By Anne W. Semmes
On Riverside Avenue there’s a place of grace, charm, and generosity called Hill House (HH) that sits astride the Mianus River and houses 66 senior residents of middle and fixed income. Take a stroll through the gracious community room, and spacious dining room, and you’ll see residents gathered in friendly groups perhaps sharing their watercolor classes, the stories they wrote about their life in a writing class, or what they enjoyed on the Town’s weekly “Cruises to Nowhere” around the Greenwich coastline.
But what is especially plain to see this week are those handsome filled-to-the-brim bags about to be delivered to 200 seniors living in public housing so recommended by the Town’s Department of Human Services. “We’ll be loading the bus for certain areas like Quarry Knoll and Armstrong Court and Vinci Street,” says Lisa Crowley. program director at Hill House.

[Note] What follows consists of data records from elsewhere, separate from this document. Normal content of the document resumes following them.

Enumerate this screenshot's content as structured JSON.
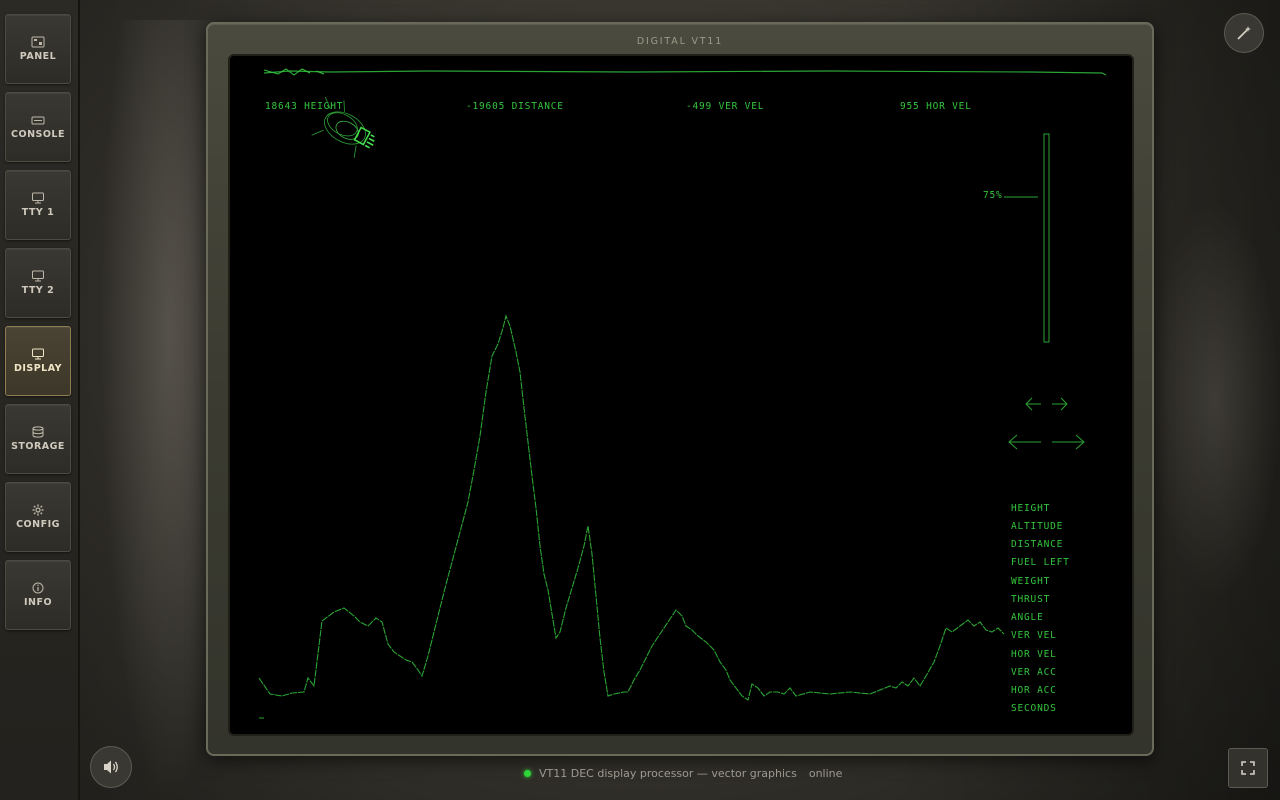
{
  "colors": {
    "phosphor": "#33c43d",
    "active_border": "#8e7d52",
    "online": "#2fd538"
  },
  "sidebar": {
    "items": [
      {
        "label": "PANEL",
        "icon": "panel-icon",
        "active": false
      },
      {
        "label": "CONSOLE",
        "icon": "console-icon",
        "active": false
      },
      {
        "label": "TTY 1",
        "icon": "monitor-icon",
        "active": false
      },
      {
        "label": "TTY 2",
        "icon": "monitor-icon",
        "active": false
      },
      {
        "label": "DISPLAY",
        "icon": "monitor-icon",
        "active": true
      },
      {
        "label": "STORAGE",
        "icon": "database-icon",
        "active": false
      },
      {
        "label": "CONFIG",
        "icon": "gear-icon",
        "active": false
      },
      {
        "label": "INFO",
        "icon": "info-icon",
        "active": false
      }
    ]
  },
  "monitor": {
    "title": "DIGITAL VT11"
  },
  "vt11": {
    "readouts": {
      "height": "18643 HEIGHT",
      "distance": "-19605 DISTANCE",
      "ver_vel": "-499 VER VEL",
      "hor_vel": "955 HOR VEL"
    },
    "throttle_label": "75%",
    "throttle_level_percent": 75,
    "menu": [
      "HEIGHT",
      "ALTITUDE",
      "DISTANCE",
      "FUEL LEFT",
      "WEIGHT",
      "THRUST",
      "ANGLE",
      "VER VEL",
      "HOR VEL",
      "VER ACC",
      "HOR ACC",
      "SECONDS"
    ]
  },
  "status": {
    "text": "VT11 DEC display processor — vector graphics",
    "state": "online"
  },
  "icons": {
    "wand": "magic-wand-icon",
    "sound": "speaker-icon",
    "fullscreen": "fullscreen-icon",
    "pause": "pause-icon"
  }
}
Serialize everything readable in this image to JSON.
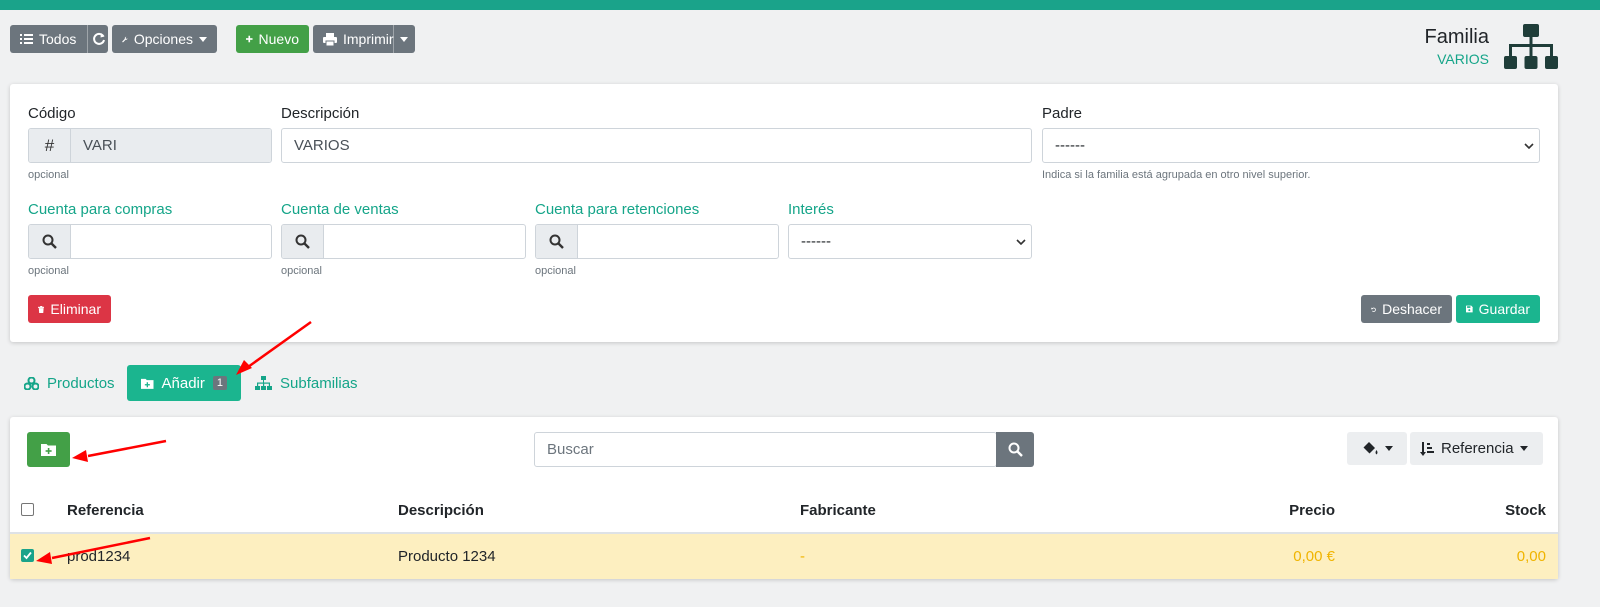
{
  "toolbar": {
    "todos_label": "Todos",
    "opciones_label": "Opciones",
    "nuevo_label": "Nuevo",
    "imprimir_label": "Imprimir"
  },
  "header": {
    "title": "Familia",
    "subtitle": "VARIOS",
    "icon": "sitemap-icon"
  },
  "form": {
    "codigo": {
      "label": "Código",
      "value": "VARI",
      "help": "opcional",
      "icon": "hash-icon"
    },
    "descripcion": {
      "label": "Descripción",
      "value": "VARIOS"
    },
    "padre": {
      "label": "Padre",
      "value": "------",
      "help": "Indica si la familia está agrupada en otro nivel superior."
    },
    "cuenta_compras": {
      "label": "Cuenta para compras",
      "value": "",
      "help": "opcional"
    },
    "cuenta_ventas": {
      "label": "Cuenta de ventas",
      "value": "",
      "help": "opcional"
    },
    "cuenta_retenciones": {
      "label": "Cuenta para retenciones",
      "value": "",
      "help": "opcional"
    },
    "interes": {
      "label": "Interés",
      "value": "------"
    },
    "eliminar_label": "Eliminar",
    "deshacer_label": "Deshacer",
    "guardar_label": "Guardar"
  },
  "tabs": [
    {
      "label": "Productos",
      "icon": "cubes-icon"
    },
    {
      "label": "Añadir",
      "badge": "1",
      "icon": "folder-plus-icon"
    },
    {
      "label": "Subfamilias",
      "icon": "sitemap-icon"
    }
  ],
  "list": {
    "search_placeholder": "Buscar",
    "sort_label": "Referencia",
    "columns": [
      "Referencia",
      "Descripción",
      "Fabricante",
      "Precio",
      "Stock"
    ],
    "rows": [
      {
        "referencia": "prod1234",
        "descripcion": "Producto 1234",
        "fabricante": "-",
        "precio": "0,00 €",
        "stock": "0,00",
        "checked": true
      }
    ]
  },
  "colors": {
    "accent": "#1aa38a",
    "green": "#43a047",
    "red": "#dc3545",
    "gray": "#6c757d",
    "row_highlight": "#fdefc0",
    "arrow": "#ff0000"
  }
}
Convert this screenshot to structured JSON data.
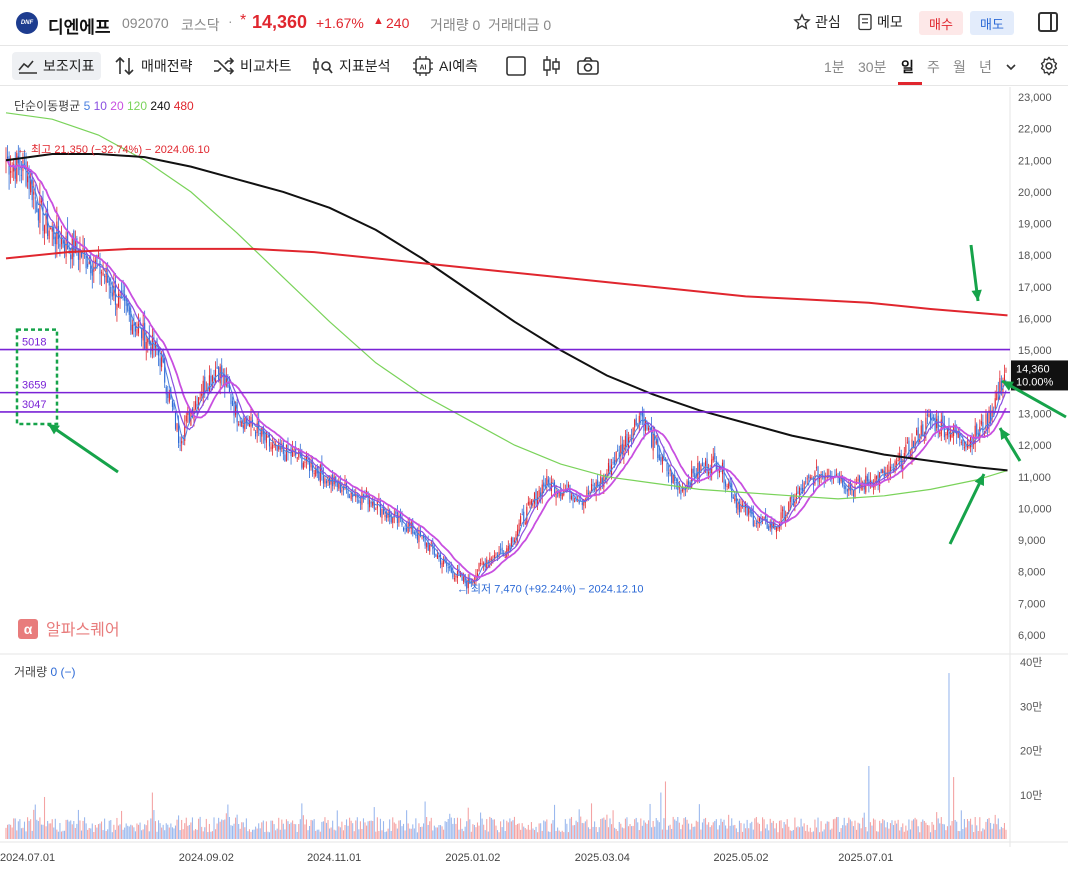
{
  "header": {
    "logo_text": "DNF",
    "stock_name": "디엔에프",
    "stock_code": "092070",
    "market": "코스닥",
    "separator": "·",
    "price_prefix": "*",
    "price": "14,360",
    "change_pct": "+1.67%",
    "change_arrow": "▲",
    "change": "240",
    "volume_text": "거래량 0",
    "amount_text": "거래대금 0",
    "watch_label": "관심",
    "memo_label": "메모",
    "buy_label": "매수",
    "sell_label": "매도"
  },
  "toolbar": {
    "indicator_label": "보조지표",
    "strategy_label": "매매전략",
    "compare_label": "비교차트",
    "analysis_label": "지표분석",
    "ai_label": "AI예측",
    "ai_icon_text": "AI",
    "timeframes": [
      "1분",
      "30분",
      "일",
      "주",
      "월",
      "년"
    ],
    "active_timeframe": "일"
  },
  "chart_data": {
    "type": "candlestick",
    "ma_legend": {
      "title": "단순이동평균",
      "periods": [
        {
          "label": "5",
          "color": "#4a7fe0"
        },
        {
          "label": "10",
          "color": "#8a4fe0"
        },
        {
          "label": "20",
          "color": "#c84fe0"
        },
        {
          "label": "120",
          "color": "#7ad35a"
        },
        {
          "label": "240",
          "color": "#111111"
        },
        {
          "label": "480",
          "color": "#e0262e"
        }
      ]
    },
    "ylim": [
      6000,
      23000
    ],
    "y_ticks": [
      "23,000",
      "22,000",
      "21,000",
      "20,000",
      "19,000",
      "18,000",
      "17,000",
      "16,000",
      "15,000",
      "14,000",
      "13,000",
      "12,000",
      "11,000",
      "10,000",
      "9,000",
      "8,000",
      "7,000",
      "6,000"
    ],
    "x_ticks": [
      "2024.07.01",
      "2024.09.02",
      "2024.11.01",
      "2025.01.02",
      "2025.03.04",
      "2025.05.02",
      "2025.07.01"
    ],
    "current_price_label": "14,360",
    "current_pct_label": "10.00%",
    "high_annotation": "최고 21,350 (−32.74%) − 2024.06.10",
    "low_annotation": "최저 7,470 (+92.24%) − 2024.12.10",
    "horizontal_lines": [
      {
        "label": "5018",
        "value": 15018
      },
      {
        "label": "3659",
        "value": 13659
      },
      {
        "label": "3047",
        "value": 13047
      }
    ],
    "close_anchors": [
      21000,
      20700,
      19000,
      18400,
      18000,
      17500,
      16400,
      15600,
      14800,
      12200,
      13600,
      14500,
      13000,
      12500,
      11800,
      11700,
      11300,
      10800,
      10500,
      10300,
      9700,
      9400,
      8800,
      8100,
      7600,
      8400,
      8700,
      9800,
      10800,
      10600,
      10300,
      10900,
      11900,
      13000,
      11600,
      10600,
      11200,
      11500,
      10200,
      9600,
      9400,
      10300,
      11000,
      11200,
      10600,
      10900,
      11100,
      11900,
      12800,
      12500,
      12100,
      12700,
      14360
    ],
    "ma120": [
      [
        0,
        22500
      ],
      [
        30,
        22300
      ],
      [
        60,
        21800
      ],
      [
        90,
        21000
      ],
      [
        120,
        20000
      ],
      [
        150,
        18700
      ],
      [
        180,
        17300
      ],
      [
        210,
        15900
      ],
      [
        240,
        14600
      ],
      [
        270,
        13600
      ],
      [
        300,
        12800
      ],
      [
        330,
        12000
      ],
      [
        360,
        11400
      ],
      [
        390,
        11000
      ],
      [
        420,
        10800
      ],
      [
        450,
        10600
      ],
      [
        480,
        10500
      ],
      [
        510,
        10400
      ],
      [
        540,
        10300
      ],
      [
        570,
        10400
      ],
      [
        600,
        10600
      ],
      [
        630,
        10900
      ],
      [
        650,
        11200
      ]
    ],
    "ma240": [
      [
        0,
        21000
      ],
      [
        30,
        21200
      ],
      [
        60,
        21200
      ],
      [
        90,
        21100
      ],
      [
        120,
        20800
      ],
      [
        150,
        20400
      ],
      [
        180,
        20000
      ],
      [
        210,
        19500
      ],
      [
        240,
        18800
      ],
      [
        270,
        17900
      ],
      [
        300,
        16900
      ],
      [
        330,
        15900
      ],
      [
        360,
        15000
      ],
      [
        390,
        14200
      ],
      [
        420,
        13600
      ],
      [
        450,
        13100
      ],
      [
        480,
        12700
      ],
      [
        510,
        12300
      ],
      [
        540,
        12000
      ],
      [
        570,
        11700
      ],
      [
        600,
        11500
      ],
      [
        630,
        11300
      ],
      [
        650,
        11200
      ]
    ],
    "ma480": [
      [
        0,
        17900
      ],
      [
        40,
        18100
      ],
      [
        80,
        18200
      ],
      [
        120,
        18200
      ],
      [
        160,
        18200
      ],
      [
        200,
        18100
      ],
      [
        240,
        17900
      ],
      [
        280,
        17700
      ],
      [
        320,
        17500
      ],
      [
        360,
        17300
      ],
      [
        400,
        17100
      ],
      [
        440,
        16900
      ],
      [
        480,
        16700
      ],
      [
        520,
        16600
      ],
      [
        560,
        16500
      ],
      [
        600,
        16300
      ],
      [
        650,
        16100
      ]
    ],
    "volume": {
      "label": "거래량",
      "value_text": "0 (−)",
      "ylim": [
        0,
        400000
      ],
      "y_ticks": [
        "40만",
        "30만",
        "20만",
        "10만"
      ],
      "spikes": [
        {
          "i": 25,
          "v": 95000
        },
        {
          "i": 95,
          "v": 105000
        },
        {
          "i": 150,
          "v": 55000
        },
        {
          "i": 230,
          "v": 40000
        },
        {
          "i": 330,
          "v": 50000
        },
        {
          "i": 390,
          "v": 55000
        },
        {
          "i": 425,
          "v": 105000
        },
        {
          "i": 428,
          "v": 130000
        },
        {
          "i": 560,
          "v": 165000
        },
        {
          "i": 612,
          "v": 375000
        },
        {
          "i": 615,
          "v": 140000
        }
      ]
    }
  },
  "watermark": "알파스퀘어",
  "watermark_glyph": "α"
}
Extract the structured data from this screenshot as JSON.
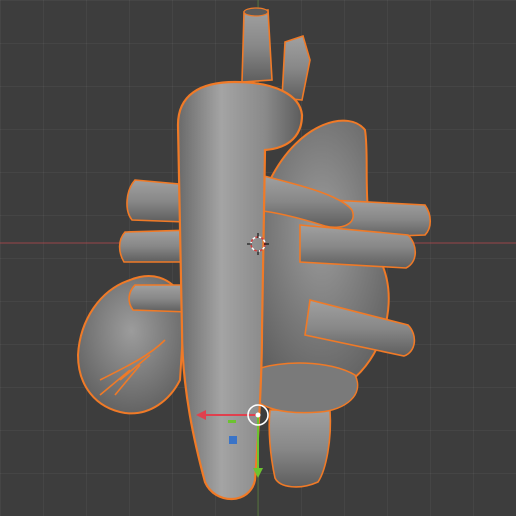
{
  "viewport": {
    "background": "#3d3d3d",
    "x_axis_color": "#b0474c",
    "y_axis_color": "#5f8f35",
    "selection_outline_color": "#f07a27",
    "active_outline_color": "#ff9a40",
    "mesh_color": "#8e8e8e"
  },
  "object": {
    "name_icon": "heart-mesh",
    "selected": true
  },
  "gizmo": {
    "type": "move-gizmo",
    "x_color": "#e0404e",
    "y_color": "#6cc330",
    "z_color": "#3a74c8",
    "pivot_color": "#ffffff"
  },
  "cursor": {
    "icon": "3d-cursor-icon",
    "ring_color_a": "#d04040",
    "ring_color_b": "#ffffff"
  }
}
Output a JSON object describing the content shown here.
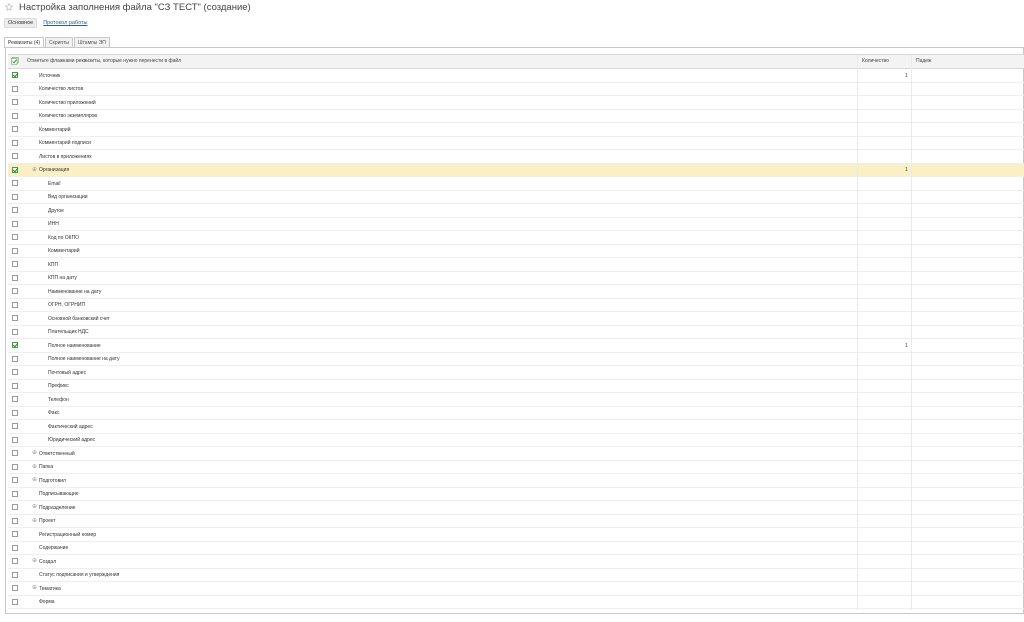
{
  "window": {
    "title": "Настройка заполнения файла \"СЗ ТЕСТ\" (создание)"
  },
  "commands": {
    "main": "Основное",
    "log": "Протокол работы"
  },
  "tabs": [
    {
      "label": "Реквизиты (4)",
      "active": true
    },
    {
      "label": "Скрипты",
      "active": false
    },
    {
      "label": "Штампы ЭП",
      "active": false
    }
  ],
  "table": {
    "columns": {
      "name": "Отметьте флажками реквизиты, которые нужно перенести в файл",
      "quantity": "Количество",
      "case": "Падеж"
    },
    "rows": [
      {
        "label": "Источник",
        "checked": true,
        "quantity": "1",
        "level": 0,
        "expandable": false,
        "selected": false
      },
      {
        "label": "Количество листов",
        "checked": false,
        "quantity": "",
        "level": 0,
        "expandable": false,
        "selected": false
      },
      {
        "label": "Количество приложений",
        "checked": false,
        "quantity": "",
        "level": 0,
        "expandable": false,
        "selected": false
      },
      {
        "label": "Количество экземпляров",
        "checked": false,
        "quantity": "",
        "level": 0,
        "expandable": false,
        "selected": false
      },
      {
        "label": "Комментарий",
        "checked": false,
        "quantity": "",
        "level": 0,
        "expandable": false,
        "selected": false
      },
      {
        "label": "Комментарий подписи",
        "checked": false,
        "quantity": "",
        "level": 0,
        "expandable": false,
        "selected": false
      },
      {
        "label": "Листов в приложениях",
        "checked": false,
        "quantity": "",
        "level": 0,
        "expandable": false,
        "selected": false
      },
      {
        "label": "Организация",
        "checked": true,
        "quantity": "1",
        "level": 0,
        "expandable": true,
        "selected": true
      },
      {
        "label": "Email",
        "checked": false,
        "quantity": "",
        "level": 1,
        "expandable": false,
        "selected": false
      },
      {
        "label": "Вид организации",
        "checked": false,
        "quantity": "",
        "level": 1,
        "expandable": false,
        "selected": false
      },
      {
        "label": "Другое",
        "checked": false,
        "quantity": "",
        "level": 1,
        "expandable": false,
        "selected": false
      },
      {
        "label": "ИНН",
        "checked": false,
        "quantity": "",
        "level": 1,
        "expandable": false,
        "selected": false
      },
      {
        "label": "Код по ОКПО",
        "checked": false,
        "quantity": "",
        "level": 1,
        "expandable": false,
        "selected": false
      },
      {
        "label": "Комментарий",
        "checked": false,
        "quantity": "",
        "level": 1,
        "expandable": false,
        "selected": false
      },
      {
        "label": "КПП",
        "checked": false,
        "quantity": "",
        "level": 1,
        "expandable": false,
        "selected": false
      },
      {
        "label": "КПП на дату",
        "checked": false,
        "quantity": "",
        "level": 1,
        "expandable": false,
        "selected": false
      },
      {
        "label": "Наименование на дату",
        "checked": false,
        "quantity": "",
        "level": 1,
        "expandable": false,
        "selected": false
      },
      {
        "label": "ОГРН, ОГРНИП",
        "checked": false,
        "quantity": "",
        "level": 1,
        "expandable": false,
        "selected": false
      },
      {
        "label": "Основной банковский счет",
        "checked": false,
        "quantity": "",
        "level": 1,
        "expandable": false,
        "selected": false
      },
      {
        "label": "Плательщик НДС",
        "checked": false,
        "quantity": "",
        "level": 1,
        "expandable": false,
        "selected": false
      },
      {
        "label": "Полное наименование",
        "checked": true,
        "quantity": "1",
        "level": 1,
        "expandable": false,
        "selected": false
      },
      {
        "label": "Полное наименование на дату",
        "checked": false,
        "quantity": "",
        "level": 1,
        "expandable": false,
        "selected": false
      },
      {
        "label": "Почтовый адрес",
        "checked": false,
        "quantity": "",
        "level": 1,
        "expandable": false,
        "selected": false
      },
      {
        "label": "Префикс",
        "checked": false,
        "quantity": "",
        "level": 1,
        "expandable": false,
        "selected": false
      },
      {
        "label": "Телефон",
        "checked": false,
        "quantity": "",
        "level": 1,
        "expandable": false,
        "selected": false
      },
      {
        "label": "Факс",
        "checked": false,
        "quantity": "",
        "level": 1,
        "expandable": false,
        "selected": false
      },
      {
        "label": "Фактический адрес",
        "checked": false,
        "quantity": "",
        "level": 1,
        "expandable": false,
        "selected": false
      },
      {
        "label": "Юридический адрес",
        "checked": false,
        "quantity": "",
        "level": 1,
        "expandable": false,
        "selected": false
      },
      {
        "label": "Ответственный",
        "checked": false,
        "quantity": "",
        "level": 0,
        "expandable": true,
        "selected": false
      },
      {
        "label": "Папка",
        "checked": false,
        "quantity": "",
        "level": 0,
        "expandable": true,
        "selected": false
      },
      {
        "label": "Подготовил",
        "checked": false,
        "quantity": "",
        "level": 0,
        "expandable": true,
        "selected": false
      },
      {
        "label": "Подписывающие",
        "checked": false,
        "quantity": "",
        "level": 0,
        "expandable": false,
        "selected": false
      },
      {
        "label": "Подразделение",
        "checked": false,
        "quantity": "",
        "level": 0,
        "expandable": true,
        "selected": false
      },
      {
        "label": "Проект",
        "checked": false,
        "quantity": "",
        "level": 0,
        "expandable": true,
        "selected": false
      },
      {
        "label": "Регистрационный номер",
        "checked": false,
        "quantity": "",
        "level": 0,
        "expandable": false,
        "selected": false
      },
      {
        "label": "Содержание",
        "checked": false,
        "quantity": "",
        "level": 0,
        "expandable": false,
        "selected": false
      },
      {
        "label": "Создал",
        "checked": false,
        "quantity": "",
        "level": 0,
        "expandable": true,
        "selected": false
      },
      {
        "label": "Статус подписания и утверждения",
        "checked": false,
        "quantity": "",
        "level": 0,
        "expandable": false,
        "selected": false
      },
      {
        "label": "Тематика",
        "checked": false,
        "quantity": "",
        "level": 0,
        "expandable": true,
        "selected": false
      },
      {
        "label": "Форма",
        "checked": false,
        "quantity": "",
        "level": 0,
        "expandable": false,
        "selected": false
      }
    ]
  },
  "icons": {
    "favorite": "star-icon",
    "header_check": "check-all-icon",
    "expand": "plus-expand-icon"
  },
  "colors": {
    "selected_row": "#fbf0c5",
    "check": "#1e8a1e",
    "link": "#2a5db0"
  }
}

This is a story of seniors helping seniors. “And why this is such a special project,” notes Crowley, “is that those seniors who are on SNAP benefits (Supplemental Nutrition Assistance Program ie food stamps) cannot buy personal items like toilet paper, shampoo, and deodorant with their SNAP cards. This is coming out of their social security check or whatever.”
Here’s where Hill House resident Marilyn Machi stepped up with a plan. With their generous Christmas Gift Card giving to these same seniors in town, they learned from a Town questionnaire of those seniors their preferences for personal gifts. “The number one thing they wanted was toilet tissue,” said Machi. “And it went down from there – shampoo, soap, deodorant, and hand cream. “
Machi proposed her plan in a residents meeting. What if they would each give $5 for four months to gift these items to the 200, and Machi would go to the Dollar store to pick up those five personal items. By the time she rounded up funds from some 42 residents (with some paying more than $5), “The Dollar store had increased their pricing by a quarter,” says Machi. She needed to raise $250 more.
Perhaps she could get help from Neighbor to Neighbor (N2N) on where to get toilet paper. “Duncan Lawson, (Food Resource & Operations Manager for N2N) had just purchased two pallets of toilet tissue,” Machi says, “And he agreed to sell me 200 packs (four in each) of them at his costs.” Putting a contributions jug in the Hill House entryway brought additional funds. To top it all off, she adds, “The [HH] board underwrote the cost of the packaging. They took care of the bags, the stickers, the ribbon. It was like whoa!”
Lisa Crowley has praise for that HH board. “It is a group of people who are so dedicated. Just the quality of life of this place that they give to the residents is unbelievable. They’re not on the board to sit and just say they’re on the board. They’re on the board to work.”
Crowley speaks of coming out of a career in housing placement. “I’ve worked with people at risk for homelessness….and I never knew about this place. I got somebody in here, and that’s how I got hired. I had no clue – but I will live here one day!”
“Hill House is considered to be the best kept secret in Greenwich,” agrees Machi, who became a resident six years ago. “I’m a transplant from Pittsburgh,” she tells, luckily with a son who lives in Darien and knew of Hill House.
Machi came to Hill House with her “scooter” as she’s had mobility issues for years that only became more confining during her time at Hill House. But she manages well in non-assisted living Hill House.
A skid would be essentially a pallet. Duncan had just purchased 2 pallets of toilet paper and agreed to sell me 200 packs (packs are of 4 rolls each).
“So, residents come along like Marilyn, willing to take the amount of time she has put in here and do it on her own and get everyone involved,” says Crowley. It’s all about, she adds, “Let’s do this project…Let’s rally around our neighbors, or our peers who aren’t as lucky as us to be in a place as wonderful as this. Let’s do this.”
And Crowley has more to cheerlead about. “These [HH] seniors come in and they have a long, rich history of work experience, of life experience, of intelligence, and humor, and grace. And when you put them all together in a room and give them the opportunity to do something like helping other people, they’re coming out of generosity of themselves and give back in such an important way.” She cites resident Maureen Van Deusen – “She’s now running a watercolor class. They don’t have to do this, but they’ve got experience, they’ve got the strength behind them to offer it up to the other residents and that’s what makes us such a unique community.”
For more information on Hill House, visit www.thehillhouse.org or call 203-637-3177.